··· Records supplied

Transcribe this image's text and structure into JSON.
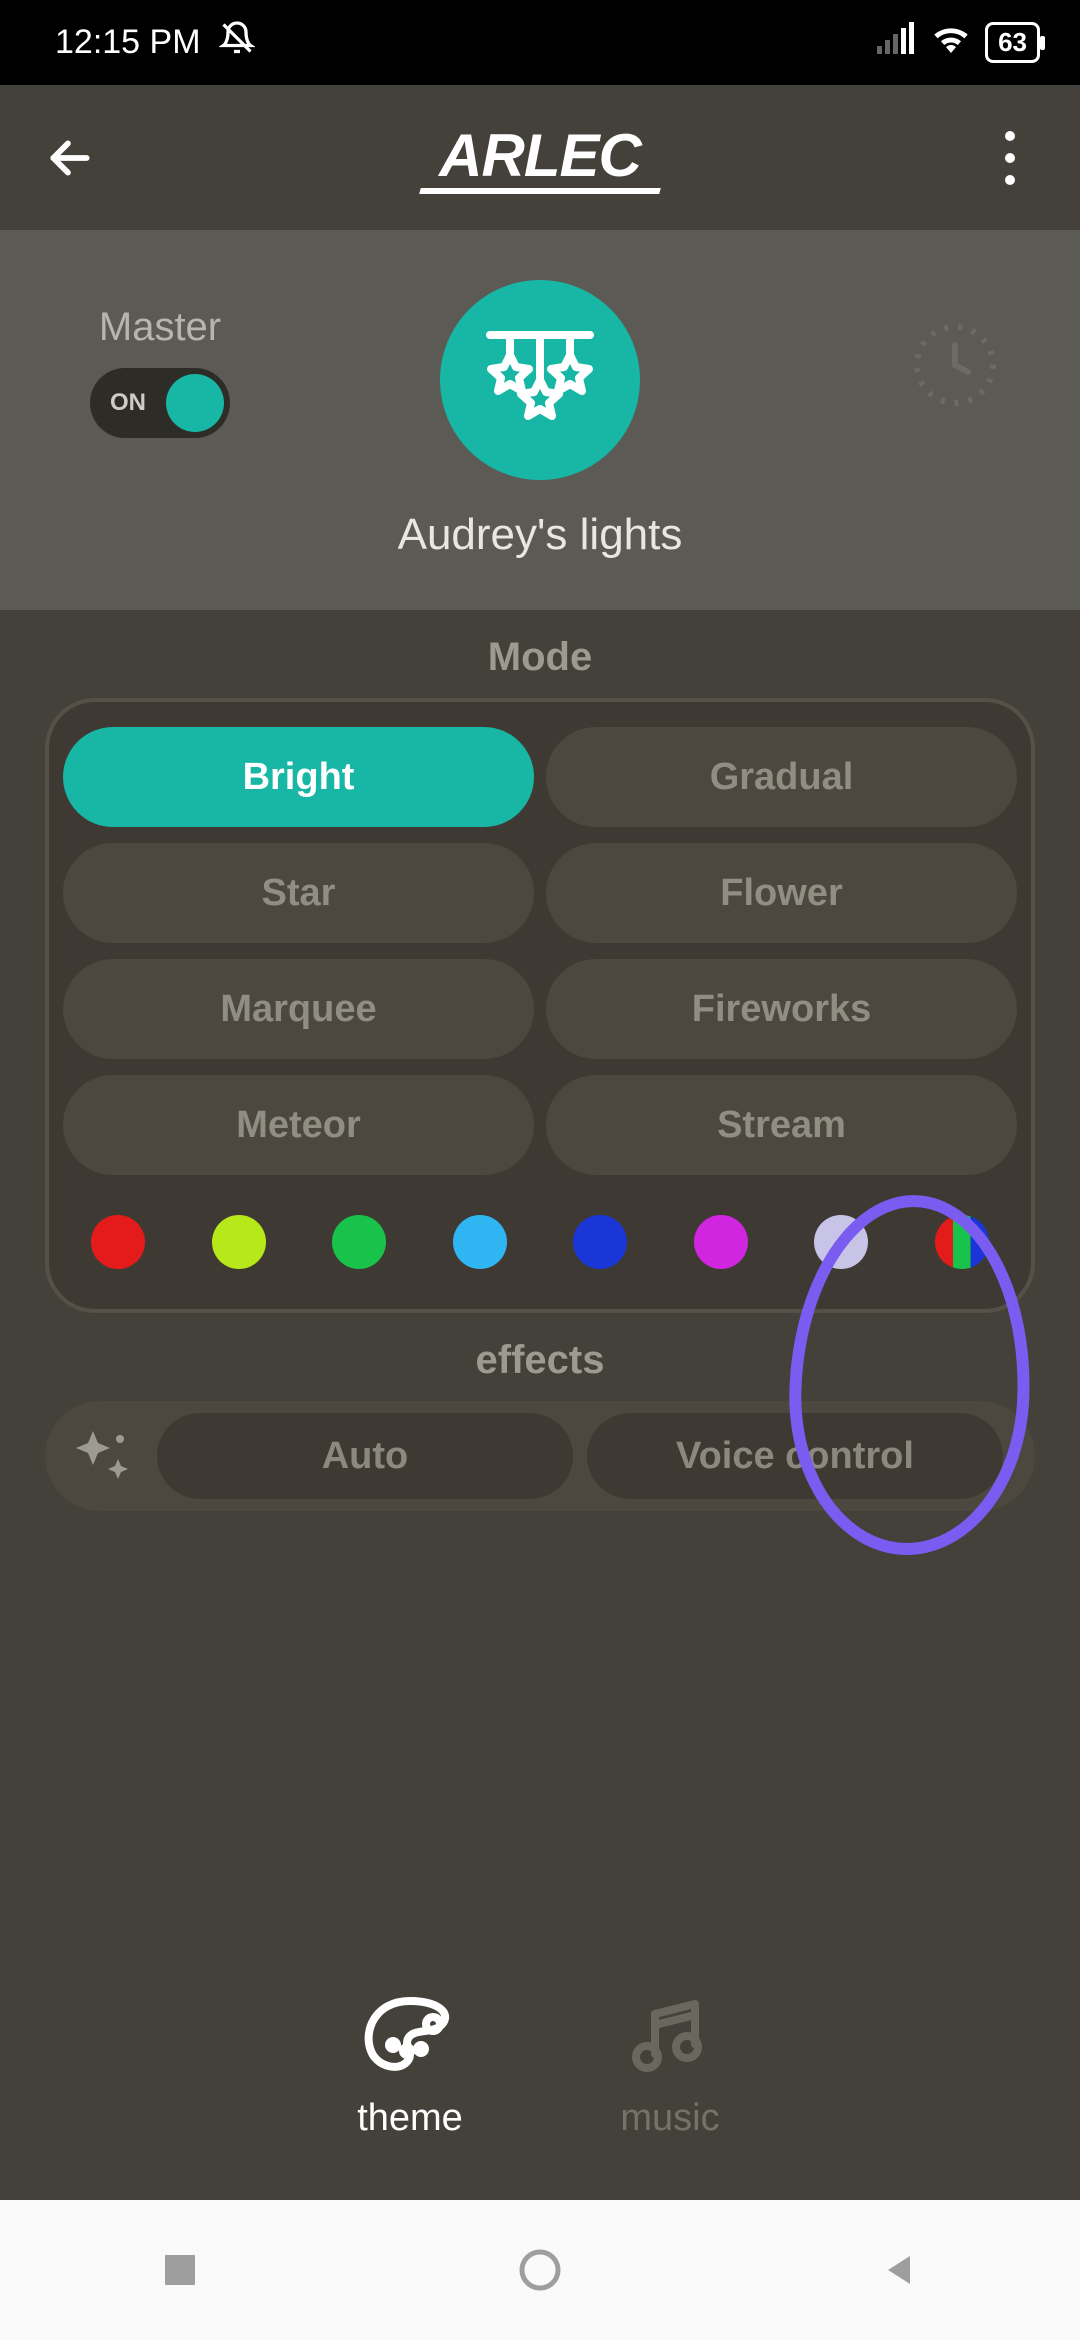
{
  "status": {
    "time": "12:15 PM",
    "battery": "63"
  },
  "header": {
    "brand": "ARLEC"
  },
  "device": {
    "master_label": "Master",
    "toggle_state": "ON",
    "name": "Audrey's lights"
  },
  "mode": {
    "title": "Mode",
    "buttons": [
      "Bright",
      "Gradual",
      "Star",
      "Flower",
      "Marquee",
      "Fireworks",
      "Meteor",
      "Stream"
    ],
    "active_index": 0,
    "colors": [
      "#e31b1b",
      "#b6e81a",
      "#19c24a",
      "#2fb6f2",
      "#1a36d6",
      "#d026e0",
      "#c7c4e8",
      "rgb"
    ]
  },
  "effects": {
    "title": "effects",
    "buttons": [
      "Auto",
      "Voice control"
    ]
  },
  "tabs": {
    "items": [
      {
        "label": "theme",
        "active": true
      },
      {
        "label": "music",
        "active": false
      }
    ]
  }
}
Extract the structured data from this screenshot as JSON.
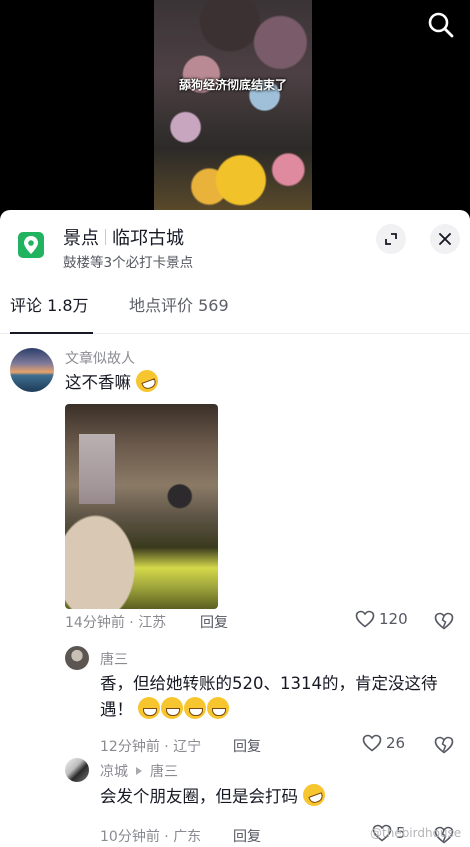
{
  "video": {
    "caption": "舔狗经济彻底结束了",
    "search_icon": "search-icon"
  },
  "poi": {
    "icon": "location-pin-icon",
    "category": "景点",
    "name": "临邛古城",
    "subtitle": "鼓楼等3个必打卡景点",
    "expand_icon": "expand-icon",
    "close_icon": "close-icon"
  },
  "tabs": [
    {
      "label": "评论 1.8万"
    },
    {
      "label": "地点评价 569"
    }
  ],
  "comments": [
    {
      "username": "文章似故人",
      "text": "这不香嘛",
      "time": "14分钟前",
      "location": "江苏",
      "reply_label": "回复",
      "likes": "120",
      "has_image": true
    },
    {
      "username": "唐三",
      "text": "香，但给她转账的520、1314的，肯定没这待遇！",
      "time": "12分钟前",
      "location": "辽宁",
      "reply_label": "回复",
      "likes": "26"
    },
    {
      "username": "凉城",
      "reply_to": "唐三",
      "text": "会发个朋友圈，但是会打码",
      "time": "10分钟前",
      "location": "广东",
      "reply_label": "回复",
      "likes": "5"
    }
  ],
  "watermark": "@thebirdhouse",
  "colors": {
    "accent_green": "#21b35f",
    "text_primary": "#161823",
    "text_secondary": "#8a8b91"
  }
}
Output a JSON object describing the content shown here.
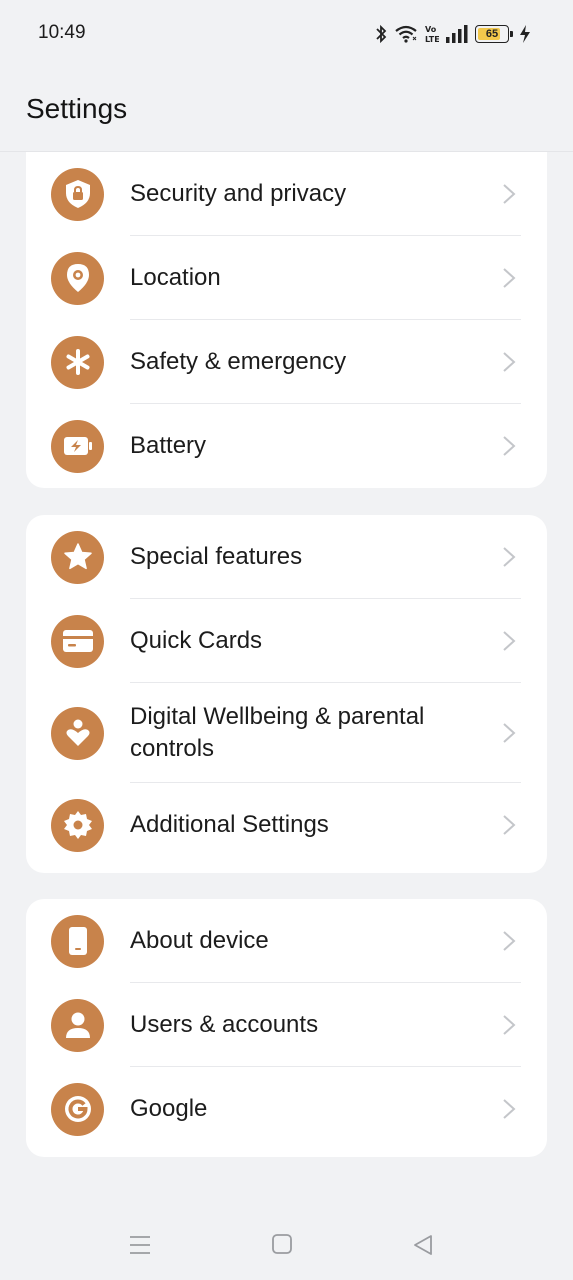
{
  "status_bar": {
    "time": "10:49",
    "battery_level": "65",
    "icons": [
      "bluetooth-icon",
      "wifi-icon",
      "volte-icon",
      "signal-icon",
      "battery-icon",
      "charging-icon"
    ]
  },
  "header": {
    "title": "Settings"
  },
  "colors": {
    "accent": "#c8834b",
    "background": "#f1f2f4",
    "card": "#ffffff"
  },
  "groups": [
    {
      "items": [
        {
          "label": "Security and privacy",
          "icon": "shield-lock-icon"
        },
        {
          "label": "Location",
          "icon": "location-pin-icon"
        },
        {
          "label": "Safety & emergency",
          "icon": "asterisk-icon"
        },
        {
          "label": "Battery",
          "icon": "battery-charging-icon"
        }
      ]
    },
    {
      "items": [
        {
          "label": "Special features",
          "icon": "star-icon"
        },
        {
          "label": "Quick Cards",
          "icon": "card-icon"
        },
        {
          "label": "Digital Wellbeing & parental controls",
          "icon": "heart-person-icon"
        },
        {
          "label": "Additional Settings",
          "icon": "gear-icon"
        }
      ]
    },
    {
      "items": [
        {
          "label": "About device",
          "icon": "phone-device-icon"
        },
        {
          "label": "Users & accounts",
          "icon": "user-icon"
        },
        {
          "label": "Google",
          "icon": "google-icon"
        }
      ]
    }
  ],
  "nav_bar": {
    "buttons": [
      "menu-icon",
      "home-icon",
      "back-icon"
    ]
  }
}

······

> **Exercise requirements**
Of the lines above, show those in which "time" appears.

> **Solved problem**
    "time": "12:15 PM",
      "time": "14分钟前",
      "time": "12分钟前",
      "time": "10分钟前",
    "time": "10:49",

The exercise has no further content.